#### [DATA FOR THIS EXERCISE]

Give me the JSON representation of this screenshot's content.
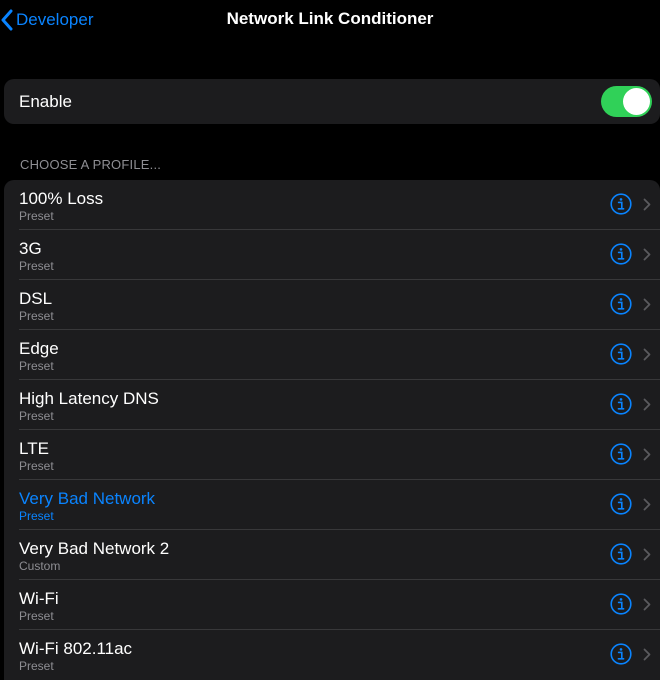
{
  "nav": {
    "back_label": "Developer",
    "title": "Network Link Conditioner"
  },
  "enable": {
    "label": "Enable",
    "on": true
  },
  "section": {
    "header": "CHOOSE A PROFILE..."
  },
  "profiles": [
    {
      "name": "100% Loss",
      "type": "Preset",
      "selected": false
    },
    {
      "name": "3G",
      "type": "Preset",
      "selected": false
    },
    {
      "name": "DSL",
      "type": "Preset",
      "selected": false
    },
    {
      "name": "Edge",
      "type": "Preset",
      "selected": false
    },
    {
      "name": "High Latency DNS",
      "type": "Preset",
      "selected": false
    },
    {
      "name": "LTE",
      "type": "Preset",
      "selected": false
    },
    {
      "name": "Very Bad Network",
      "type": "Preset",
      "selected": true
    },
    {
      "name": "Very Bad Network 2",
      "type": "Custom",
      "selected": false
    },
    {
      "name": "Wi-Fi",
      "type": "Preset",
      "selected": false
    },
    {
      "name": "Wi-Fi 802.11ac",
      "type": "Preset",
      "selected": false
    }
  ],
  "icons": {
    "back": "chevron-left-icon",
    "info": "info-circle-icon",
    "disclosure": "chevron-right-icon"
  },
  "colors": {
    "accent": "#0a84ff",
    "toggle_on": "#30d158",
    "background": "#000000",
    "cell": "#1c1c1e",
    "secondary_text": "#8e8e93"
  }
}
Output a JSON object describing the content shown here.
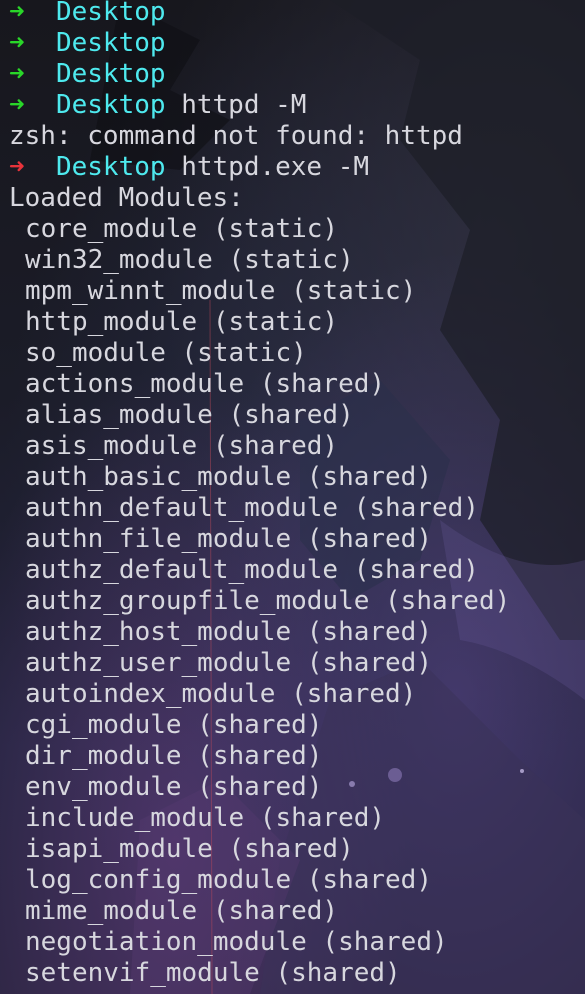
{
  "prompt": {
    "arrow": "➜",
    "directory": "Desktop"
  },
  "colors": {
    "arrow_success": "#29d629",
    "arrow_error": "#e8333b",
    "directory": "#4ee9ee",
    "text": "#d7d7de"
  },
  "history": [
    {
      "status": "ok",
      "command": ""
    },
    {
      "status": "ok",
      "command": ""
    },
    {
      "status": "ok",
      "command": ""
    },
    {
      "status": "ok",
      "command": "httpd -M"
    }
  ],
  "error_output": "zsh: command not found: httpd",
  "last_command": {
    "status": "error",
    "command": "httpd.exe -M"
  },
  "output_header": "Loaded Modules:",
  "modules": [
    "core_module (static)",
    "win32_module (static)",
    "mpm_winnt_module (static)",
    "http_module (static)",
    "so_module (static)",
    "actions_module (shared)",
    "alias_module (shared)",
    "asis_module (shared)",
    "auth_basic_module (shared)",
    "authn_default_module (shared)",
    "authn_file_module (shared)",
    "authz_default_module (shared)",
    "authz_groupfile_module (shared)",
    "authz_host_module (shared)",
    "authz_user_module (shared)",
    "autoindex_module (shared)",
    "cgi_module (shared)",
    "dir_module (shared)",
    "env_module (shared)",
    "include_module (shared)",
    "isapi_module (shared)",
    "log_config_module (shared)",
    "mime_module (shared)",
    "negotiation_module (shared)",
    "setenvif_module (shared)"
  ]
}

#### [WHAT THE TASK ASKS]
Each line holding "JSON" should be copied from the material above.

#### [ANSWER SECTION]
Give me the JSON representation of this screenshot's content.
Output a JSON object describing the content shown here.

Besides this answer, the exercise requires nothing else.